Movember increasing awareness for men’s health

It was back in 2010 when George Cuccovillo was off to England with his son, Alex, to train and earn a chance to play for Division One soccer team, Birmingham Football Club. Many parents dream about their child becoming successful in something they are passionate about, but there was something clouding Cuccovillo’s experience. Before embarking on their journey overseas, Cuccovillo was diagnosed with prostate cancer. Prostate cancer is currently the second most common cancer in men worldwide, with more then 1.1 million cases recorded. “Many of my colleagues and friends have gone through prostate cancer and I never thought I would be the one diagnosed with it, especially in that situation,“ says Cuccovillo.

Awareness becomes crucial; approximately 14 per cent of men will be diagnosed with prostate cancer at some point during their lifetime. Gender is one of the strongest and most consistent predictors of health and even life expectancy. For men, this is not good news because on average across the globe, men die 6 years earlier than woman. Thus, the need to establish a foundation dedicated to the well-being of men had to be founded to help raise awareness for an issue that has been overshadowed for ages.

The Movember foundation is a global charity committed to men living happier, healthier and longer lives. Since 2003, millions have joined the men’s health movement, raising $677 million dollars and funding over $1000 dollar projects focusing on prostate cancer, testicular cancer, poor men’s health and physical activity. In 2003, two friends Travis Garone and Luke Slattery met up for a quick beer in Melbourne, Australia, and the idea that sparked Movember was born. Inspired by the moustaches ability to generate a conversation, the crew decided to take things to the next level. Garone stepped up to register the Movember foundation where originally, funds raised would go directly to the Prostate Cancer Foundation of Australia (PCFA). At the time in 2004, the first Movember cheque was the largest the PCFA had ever received being $54,000. Moving forward, the Movember foundation started receiving the credit they deserved.

 Around Durham College (DC) the awareness for Movember seems to revolve around men supporting the fashionable, or for some, unfashionable mustache. By the looks of it, the idea of a fantastic “Teddy Roosevelt” like mustache seemed to be a fad when awareness for Movember was at an all-time high. By observing the halls of DC many males seemed to support the idea of a lavish beard instead.

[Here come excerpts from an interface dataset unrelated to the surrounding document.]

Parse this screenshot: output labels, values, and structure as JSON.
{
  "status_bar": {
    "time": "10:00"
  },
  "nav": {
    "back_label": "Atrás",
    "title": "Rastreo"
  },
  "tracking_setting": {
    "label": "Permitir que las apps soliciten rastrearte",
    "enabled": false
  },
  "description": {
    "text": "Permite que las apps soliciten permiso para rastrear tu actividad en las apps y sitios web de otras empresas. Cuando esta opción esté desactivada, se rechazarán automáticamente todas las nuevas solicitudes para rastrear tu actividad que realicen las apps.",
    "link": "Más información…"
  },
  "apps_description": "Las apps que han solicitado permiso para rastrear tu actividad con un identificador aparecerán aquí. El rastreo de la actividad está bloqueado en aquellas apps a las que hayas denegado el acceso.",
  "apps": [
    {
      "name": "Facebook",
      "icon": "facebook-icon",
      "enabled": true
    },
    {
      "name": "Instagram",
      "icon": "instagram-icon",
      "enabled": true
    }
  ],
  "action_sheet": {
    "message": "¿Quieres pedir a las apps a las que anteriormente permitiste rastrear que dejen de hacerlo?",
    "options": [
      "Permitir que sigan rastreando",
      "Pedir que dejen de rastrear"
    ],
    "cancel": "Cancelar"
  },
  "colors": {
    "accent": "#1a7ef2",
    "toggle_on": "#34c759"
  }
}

Bill Chatzibasile, a student at DC believes that growing your “Mo” doesn’t serve a purpose, “Personally, moustaches don’t look good on me, I’m Greek I can definitely grow one, but the ladies around campus don’t like them so what’s the point?” The point is that one in eight men develop prostate cancer and without men supporting the cause, especially as young adults, the issue will remain unrecognized.

The Movember Foundation remains unique as a global connector and brings many leading experts together from around the world. They can then collaborate on solutions that will fundamentally change the way men are treated and supported. Vesta Rahimi, an aspiring cancer research student studying at Ryerson University says, “men’s health has always been brushed under the rug and men prefer to not talk about it, thanks to this campaign in recent years it is finally happening.“ The Movember Foundation became successful using five main strategies for funding: facilitate, understand and advocate, build evidence, mobilize men, and invest in them. Mobilizing men is the strategy that stands out and needs to continue to grow. In 2014, students raised a total of $830 between both DC and UOIT, a number that has dropped drastically compared to previous years on campus. In 2013, both schools raised approximately $4,000 specifically through a group of students raising awareness named ‘Team Movember’ comprising of several students in the HVAC program.

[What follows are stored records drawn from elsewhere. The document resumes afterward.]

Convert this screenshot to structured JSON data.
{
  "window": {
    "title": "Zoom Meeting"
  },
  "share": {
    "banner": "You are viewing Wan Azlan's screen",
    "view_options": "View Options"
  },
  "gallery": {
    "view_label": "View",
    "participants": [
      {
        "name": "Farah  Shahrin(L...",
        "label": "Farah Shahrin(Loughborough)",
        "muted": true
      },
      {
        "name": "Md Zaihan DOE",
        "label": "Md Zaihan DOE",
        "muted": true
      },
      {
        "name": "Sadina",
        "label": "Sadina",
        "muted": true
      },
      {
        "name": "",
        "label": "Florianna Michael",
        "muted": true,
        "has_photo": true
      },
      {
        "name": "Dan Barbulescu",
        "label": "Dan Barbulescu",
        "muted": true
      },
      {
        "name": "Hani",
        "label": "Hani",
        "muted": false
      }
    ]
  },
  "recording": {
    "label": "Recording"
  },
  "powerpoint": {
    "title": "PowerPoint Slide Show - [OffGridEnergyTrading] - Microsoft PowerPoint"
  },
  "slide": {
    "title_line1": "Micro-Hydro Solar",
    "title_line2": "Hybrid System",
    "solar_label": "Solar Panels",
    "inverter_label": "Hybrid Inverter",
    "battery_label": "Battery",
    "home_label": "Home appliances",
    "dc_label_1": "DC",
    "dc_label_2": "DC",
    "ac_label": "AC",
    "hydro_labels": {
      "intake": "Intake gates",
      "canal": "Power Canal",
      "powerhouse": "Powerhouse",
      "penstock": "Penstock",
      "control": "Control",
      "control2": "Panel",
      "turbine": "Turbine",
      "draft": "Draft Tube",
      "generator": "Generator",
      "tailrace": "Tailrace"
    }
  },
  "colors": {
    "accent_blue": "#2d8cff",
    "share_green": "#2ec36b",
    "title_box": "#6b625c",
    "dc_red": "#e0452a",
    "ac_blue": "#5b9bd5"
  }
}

Jennifer Trinh, an employee of the Movember foundation says, “Although we’ve made great progress, more needs to be done to tackle the specific issues that affect men’s health. As the leading global organization committed to changing the face of men’s health, we are positioned to take action, and will continue to promote it outside just the month of November.” After notifying Cuccovillo about these numbers, he was astonished by the results. “My son Alex is in his last year at UOIT, it’s crazy that he hasn’t found a way to get involved, which makes me wonder how much awareness there really is at a campus as big as Durham/UOIT,” says Cuccovillo. With this being said the Movember Foundation is in a position to do everything in its power to help promote the health of boys and men. From a campus perspective, more needs to be done, and understanding family’s history is one of the most powerful tools to understanding your health. If more men on campus were aware of their family’s well being maybe more would take initiative raising money.

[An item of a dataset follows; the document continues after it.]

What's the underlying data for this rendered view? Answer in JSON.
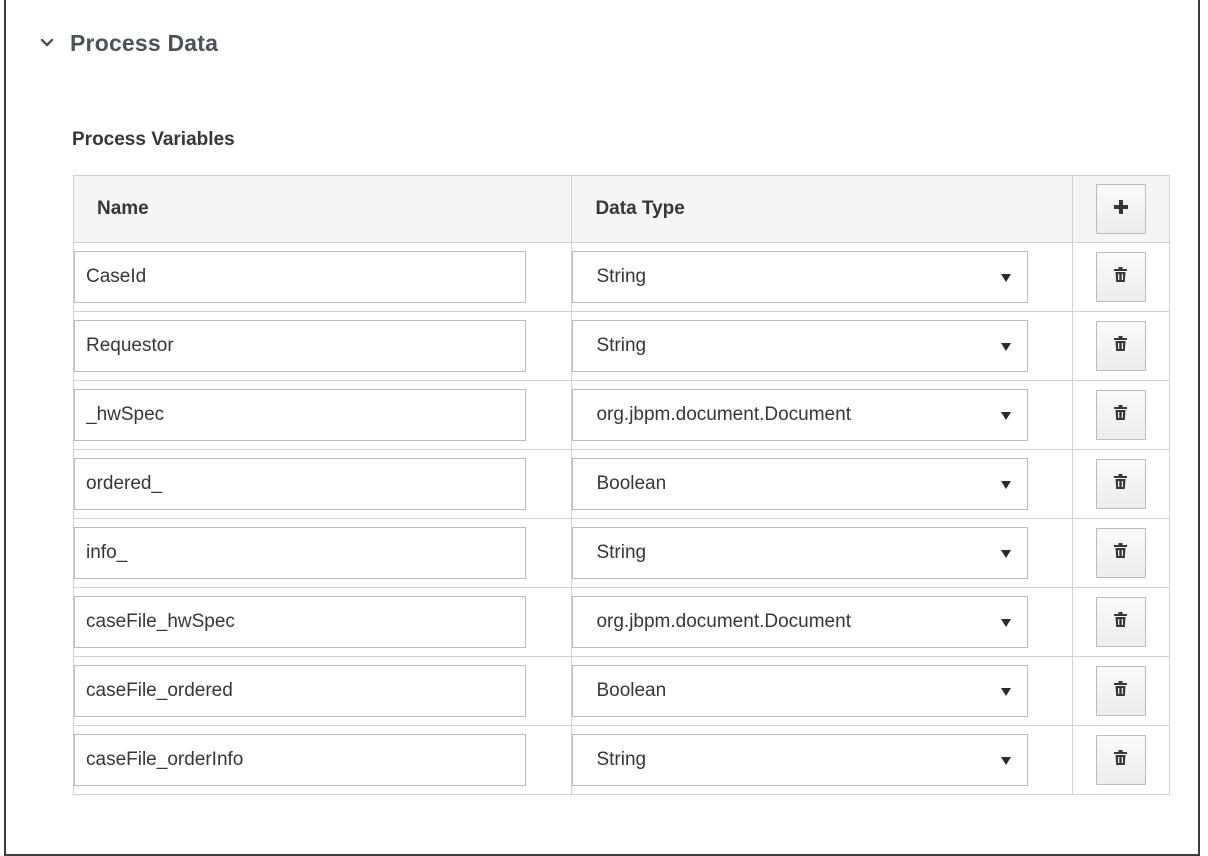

From 30 moustaches to millions of unique styles worldwide, over 20 countries partake in Movember with over 700,000 legitimate donors around the world. As of 2014, more then 80 per cent of funds raised go directly to men’s health programs. For patients such as Cuccovillo, these funds were what helped him become cancer free in 2013, the same year that the Movember Foundation happened to be awarded the Social Force of the Year award from GQ magazine.